═══ Entries provided

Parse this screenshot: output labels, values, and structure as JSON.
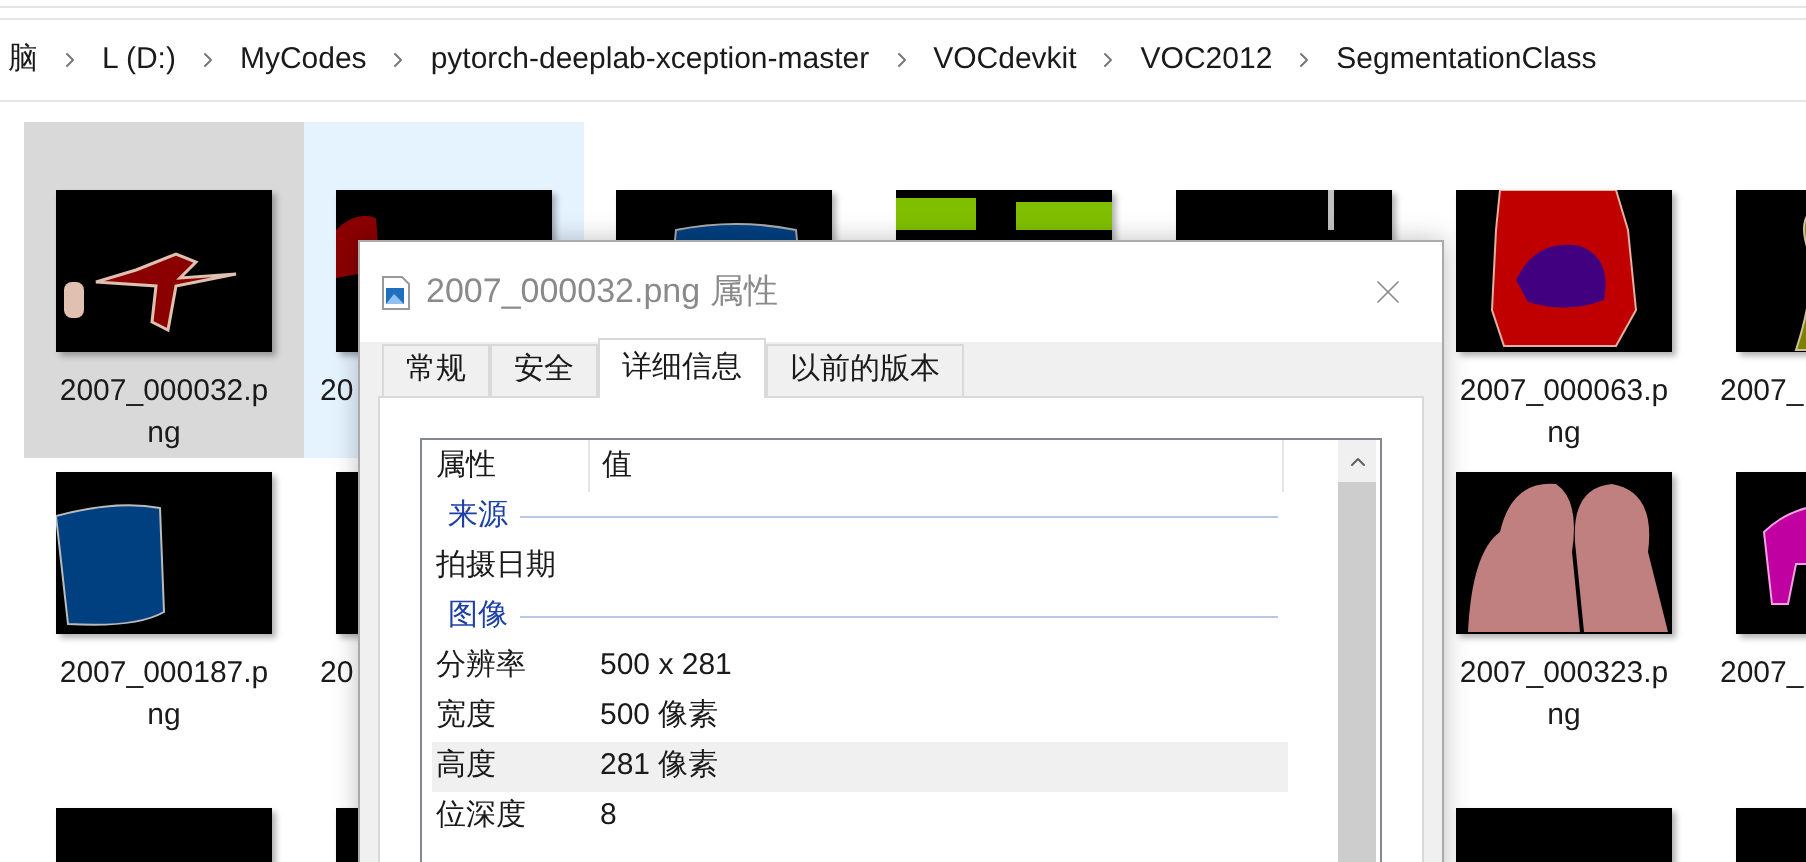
{
  "breadcrumb": [
    "脑",
    "L (D:)",
    "MyCodes",
    "pytorch-deeplab-xception-master",
    "VOCdevkit",
    "VOC2012",
    "SegmentationClass"
  ],
  "file_rows": [
    [
      {
        "kind": "file",
        "label": "2007_000032.png",
        "selected": true,
        "hovered": false
      },
      {
        "kind": "cut_file",
        "label": "20",
        "selected": false,
        "hovered": true
      },
      {
        "kind": "picture"
      },
      {
        "kind": "picture"
      },
      {
        "kind": "picture"
      },
      {
        "kind": "file",
        "label": "2007_000063.png",
        "selected": false,
        "hovered": false
      },
      {
        "kind": "cut_file",
        "label": "2007_",
        "selected": false,
        "hovered": false
      }
    ],
    [
      {
        "kind": "file",
        "label": "2007_000187.png",
        "selected": false,
        "hovered": false
      },
      {
        "kind": "cut_file",
        "label": "20",
        "selected": false,
        "hovered": false
      },
      {
        "kind": "empty"
      },
      {
        "kind": "empty"
      },
      {
        "kind": "empty"
      },
      {
        "kind": "file",
        "label": "2007_000323.png",
        "selected": false,
        "hovered": false
      },
      {
        "kind": "cut_file",
        "label": "2007_",
        "selected": false,
        "hovered": false
      }
    ],
    [
      {
        "kind": "picture"
      },
      {
        "kind": "picture"
      },
      {
        "kind": "empty"
      },
      {
        "kind": "empty"
      },
      {
        "kind": "empty"
      },
      {
        "kind": "picture"
      },
      {
        "kind": "picture"
      }
    ]
  ],
  "dialog": {
    "title": "2007_000032.png 属性",
    "tabs": [
      {
        "label": "常规",
        "selected": false
      },
      {
        "label": "安全",
        "selected": false
      },
      {
        "label": "详细信息",
        "selected": true
      },
      {
        "label": "以前的版本",
        "selected": false
      }
    ],
    "columns": [
      "属性",
      "值"
    ],
    "rows": [
      {
        "kind": "group",
        "name": "来源"
      },
      {
        "kind": "property",
        "name": "拍摄日期",
        "selected": false
      },
      {
        "kind": "group",
        "name": "图像"
      },
      {
        "kind": "property",
        "name": "分辨率",
        "value": "500 x 281",
        "selected": false
      },
      {
        "kind": "property",
        "name": "宽度",
        "value": "500 像素",
        "selected": false
      },
      {
        "kind": "property",
        "name": "高度",
        "value": "281 像素",
        "selected": true
      },
      {
        "kind": "property",
        "name": "位深度",
        "value": "8",
        "selected": false
      }
    ]
  }
}
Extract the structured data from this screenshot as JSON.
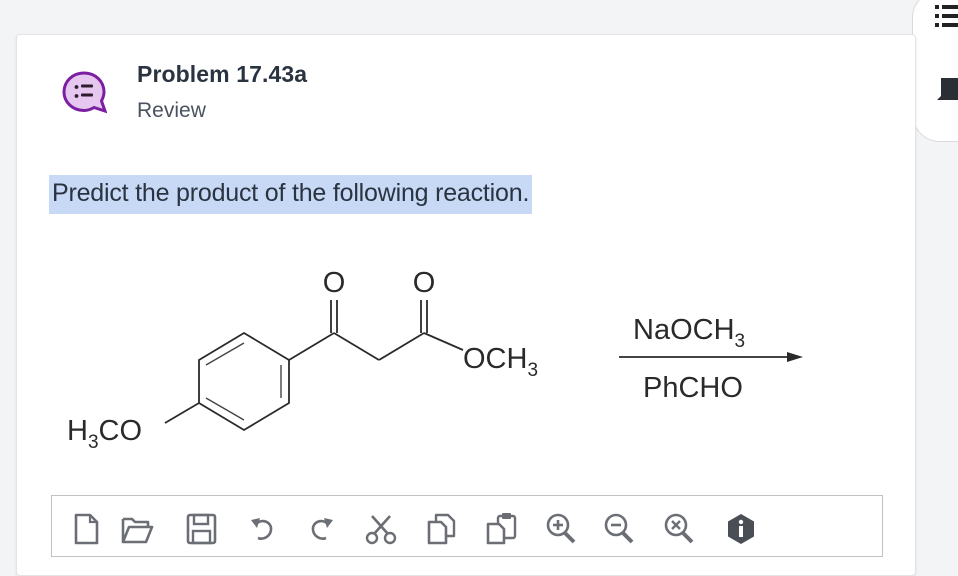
{
  "problem": {
    "title": "Problem 17.43a",
    "subtitle": "Review",
    "question": "Predict the product of the following reaction."
  },
  "reaction": {
    "carbonyl_oxygen_1": "O",
    "carbonyl_oxygen_2": "O",
    "ester_group_main": "OCH",
    "ester_group_sub": "3",
    "methoxy_h": "H",
    "methoxy_sub": "3",
    "methoxy_co": "CO",
    "reagent_main": "NaOCH",
    "reagent_sub": "3",
    "second_reagent": "PhCHO"
  },
  "toolbar": {
    "buttons": [
      "new-file-icon",
      "open-file-icon",
      "save-icon",
      "undo-icon",
      "redo-icon",
      "cut-icon",
      "copy-icon",
      "paste-icon",
      "zoom-in-icon",
      "zoom-out-icon",
      "zoom-reset-icon",
      "info-icon"
    ]
  },
  "colors": {
    "highlight": "#c8d9f6",
    "brand_purple": "#7b1fa2",
    "bubble_fill": "#e6c7ef",
    "text_dark": "#2a3441"
  }
}
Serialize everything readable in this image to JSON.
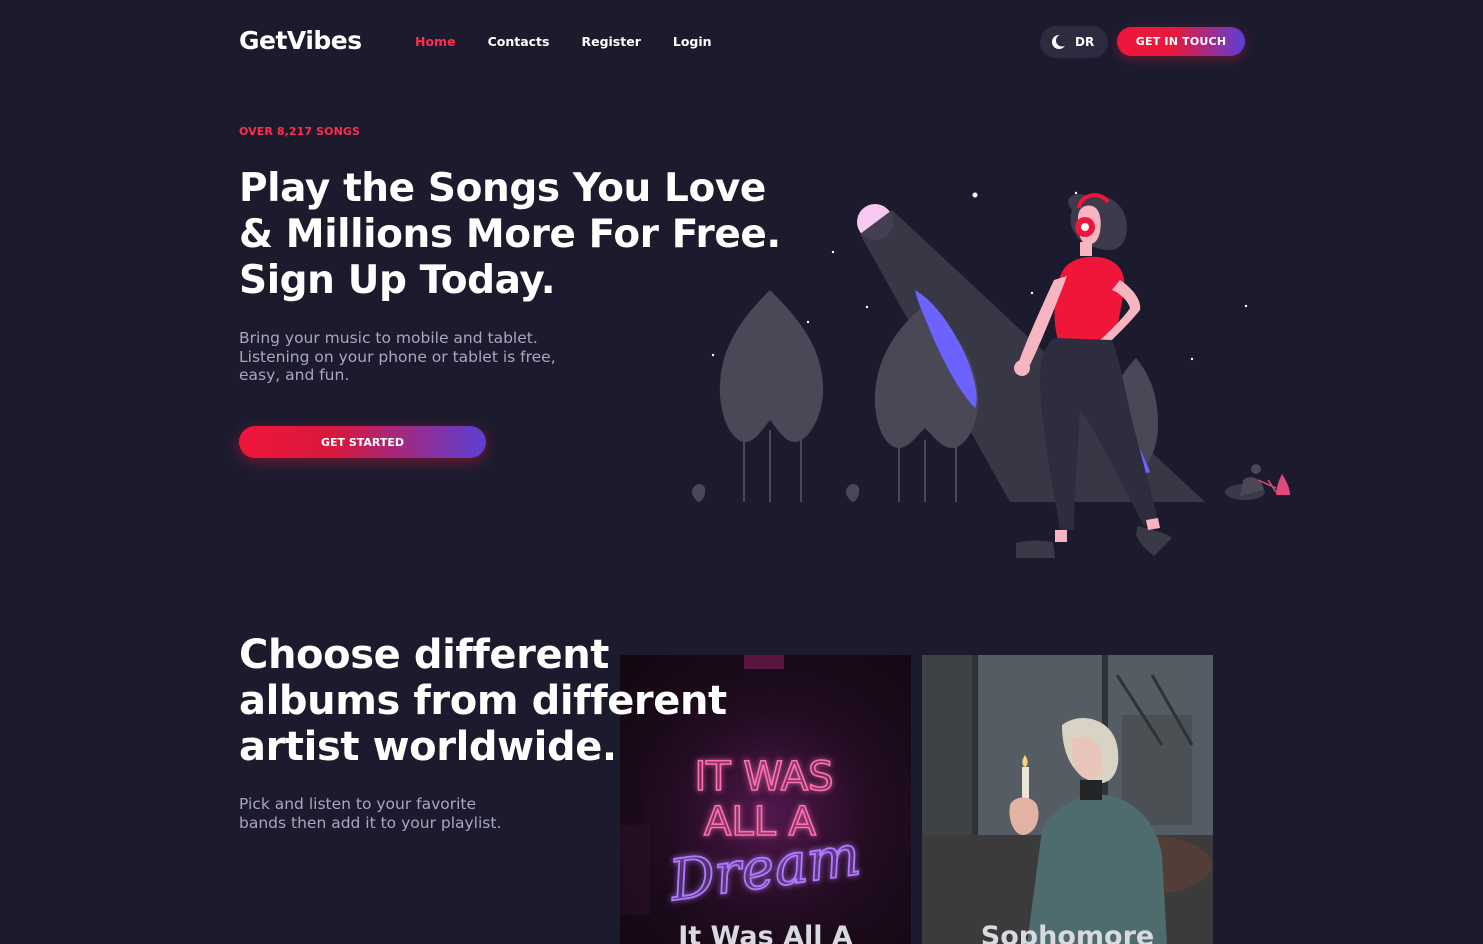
{
  "nav": {
    "logo": "GetVibes",
    "links": [
      "Home",
      "Contacts",
      "Register",
      "Login"
    ],
    "active_link": "Home",
    "theme_toggle_label": "DR",
    "cta_label": "GET IN TOUCH"
  },
  "hero": {
    "eyebrow": "OVER 8,217 SONGS",
    "title_lines": [
      "Play the Songs You Love",
      "& Millions More For Free.",
      "Sign Up Today."
    ],
    "subtitle_lines": [
      "Bring your music to mobile and tablet.",
      "Listening on your phone or tablet is free,",
      "easy, and fun."
    ],
    "button_label": "GET STARTED"
  },
  "albums": {
    "title_lines": [
      "Choose different",
      "albums from different",
      "artist worldwide."
    ],
    "subtitle_lines": [
      "Pick and listen to your favorite",
      "bands then add it to your playlist."
    ],
    "cards": [
      {
        "title": "It Was All A",
        "neon_lines": [
          "IT WAS",
          "ALL A",
          "Dream"
        ]
      },
      {
        "title": "Sophomore"
      }
    ]
  },
  "colors": {
    "background": "#1c1b2e",
    "accent_red": "#ff2d4f",
    "accent_purple": "#5b3fd6",
    "muted_text": "#a8a6c0"
  }
}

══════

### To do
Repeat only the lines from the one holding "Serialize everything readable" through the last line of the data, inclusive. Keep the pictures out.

### Solution for this exercise
Serialize everything readable in this image to JSON.
{
  "nav": {
    "logo": "GetVibes",
    "links": [
      "Home",
      "Contacts",
      "Register",
      "Login"
    ],
    "active_link": "Home",
    "theme_toggle_label": "DR",
    "cta_label": "GET IN TOUCH"
  },
  "hero": {
    "eyebrow": "OVER 8,217 SONGS",
    "title_lines": [
      "Play the Songs You Love",
      "& Millions More For Free.",
      "Sign Up Today."
    ],
    "subtitle_lines": [
      "Bring your music to mobile and tablet.",
      "Listening on your phone or tablet is free,",
      "easy, and fun."
    ],
    "button_label": "GET STARTED"
  },
  "albums": {
    "title_lines": [
      "Choose different",
      "albums from different",
      "artist worldwide."
    ],
    "subtitle_lines": [
      "Pick and listen to your favorite",
      "bands then add it to your playlist."
    ],
    "cards": [
      {
        "title": "It Was All A",
        "neon_lines": [
          "IT WAS",
          "ALL A",
          "Dream"
        ]
      },
      {
        "title": "Sophomore"
      }
    ]
  },
  "colors": {
    "background": "#1c1b2e",
    "accent_red": "#ff2d4f",
    "accent_purple": "#5b3fd6",
    "muted_text": "#a8a6c0"
  }
}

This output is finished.